TASK OBJECTIVE = Without the pictures, give the listing below again exactly.

EXERCISE DATA =
[Start of section]
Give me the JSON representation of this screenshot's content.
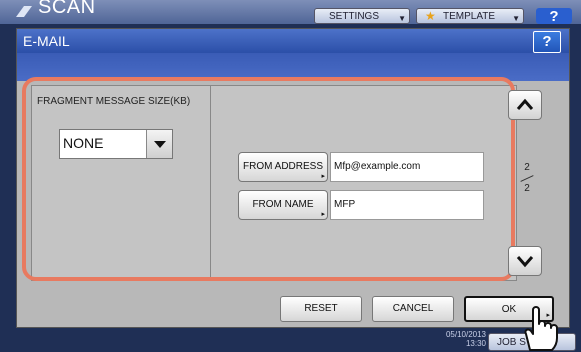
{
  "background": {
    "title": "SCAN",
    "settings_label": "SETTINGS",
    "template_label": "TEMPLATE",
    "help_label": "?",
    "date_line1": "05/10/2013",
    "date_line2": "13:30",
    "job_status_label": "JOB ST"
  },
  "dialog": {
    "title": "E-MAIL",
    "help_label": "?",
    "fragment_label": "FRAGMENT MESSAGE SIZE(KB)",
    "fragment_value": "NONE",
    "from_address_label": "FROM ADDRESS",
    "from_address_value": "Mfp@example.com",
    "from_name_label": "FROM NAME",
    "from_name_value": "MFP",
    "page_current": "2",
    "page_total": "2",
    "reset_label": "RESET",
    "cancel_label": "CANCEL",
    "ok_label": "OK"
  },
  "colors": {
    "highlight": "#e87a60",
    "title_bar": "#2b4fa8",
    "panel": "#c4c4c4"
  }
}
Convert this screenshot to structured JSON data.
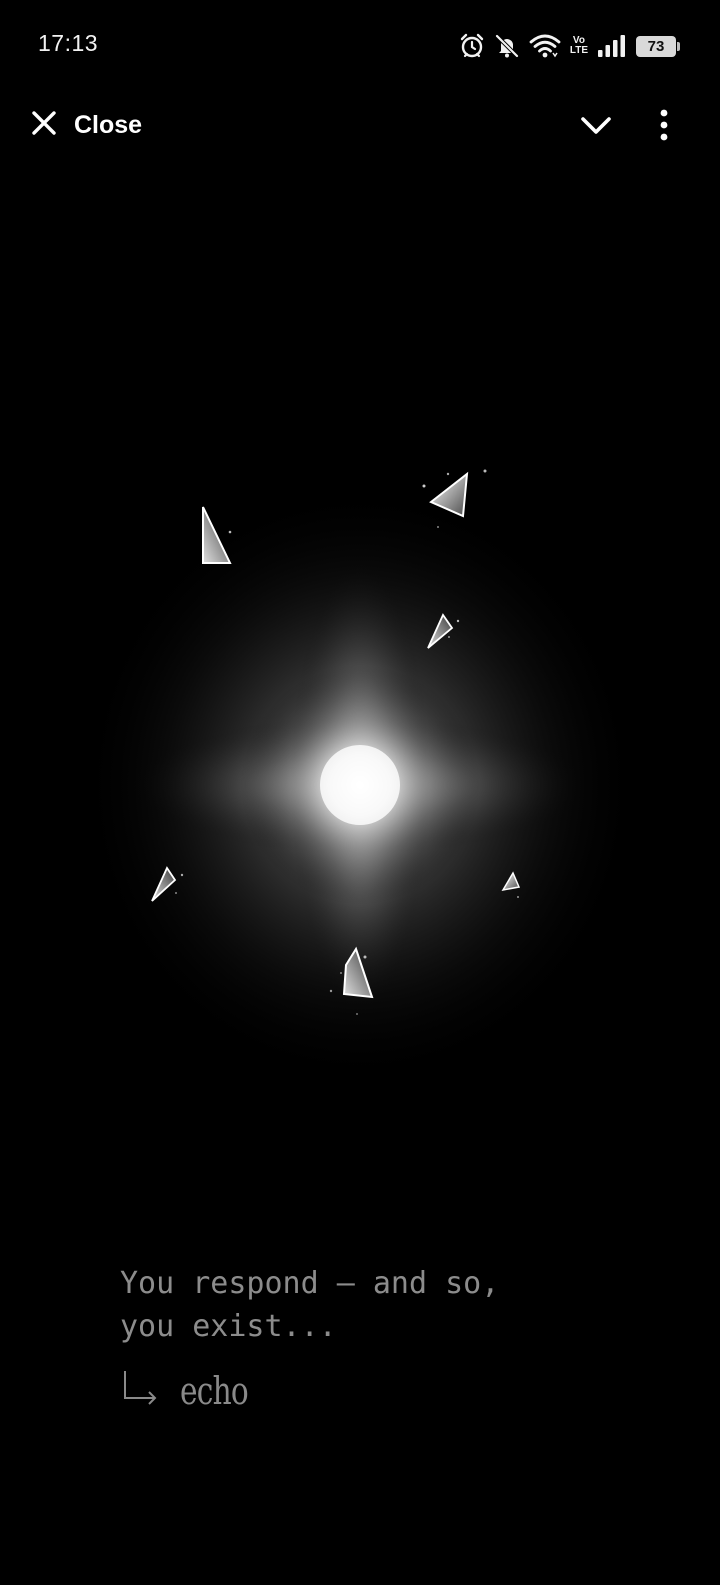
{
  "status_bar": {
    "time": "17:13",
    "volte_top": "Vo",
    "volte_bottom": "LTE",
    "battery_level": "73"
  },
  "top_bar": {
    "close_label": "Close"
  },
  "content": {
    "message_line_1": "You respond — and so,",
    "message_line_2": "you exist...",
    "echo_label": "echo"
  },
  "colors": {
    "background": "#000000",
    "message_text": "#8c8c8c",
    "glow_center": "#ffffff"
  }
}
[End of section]
RESULT =
Give me the JSON representation of this screenshot's content.
{
  "background": {
    "title": "SCAN",
    "settings_label": "SETTINGS",
    "template_label": "TEMPLATE",
    "help_label": "?",
    "date_line1": "05/10/2013",
    "date_line2": "13:30",
    "job_status_label": "JOB ST"
  },
  "dialog": {
    "title": "E-MAIL",
    "help_label": "?",
    "fragment_label": "FRAGMENT MESSAGE SIZE(KB)",
    "fragment_value": "NONE",
    "from_address_label": "FROM ADDRESS",
    "from_address_value": "Mfp@example.com",
    "from_name_label": "FROM NAME",
    "from_name_value": "MFP",
    "page_current": "2",
    "page_total": "2",
    "reset_label": "RESET",
    "cancel_label": "CANCEL",
    "ok_label": "OK"
  },
  "colors": {
    "highlight": "#e87a60",
    "title_bar": "#2b4fa8",
    "panel": "#c4c4c4"
  }
}
Convert this screenshot to structured JSON data.
{
  "status_bar": {
    "time": "17:13",
    "volte_top": "Vo",
    "volte_bottom": "LTE",
    "battery_level": "73"
  },
  "top_bar": {
    "close_label": "Close"
  },
  "content": {
    "message_line_1": "You respond — and so,",
    "message_line_2": "you exist...",
    "echo_label": "echo"
  },
  "colors": {
    "background": "#000000",
    "message_text": "#8c8c8c",
    "glow_center": "#ffffff"
  }
}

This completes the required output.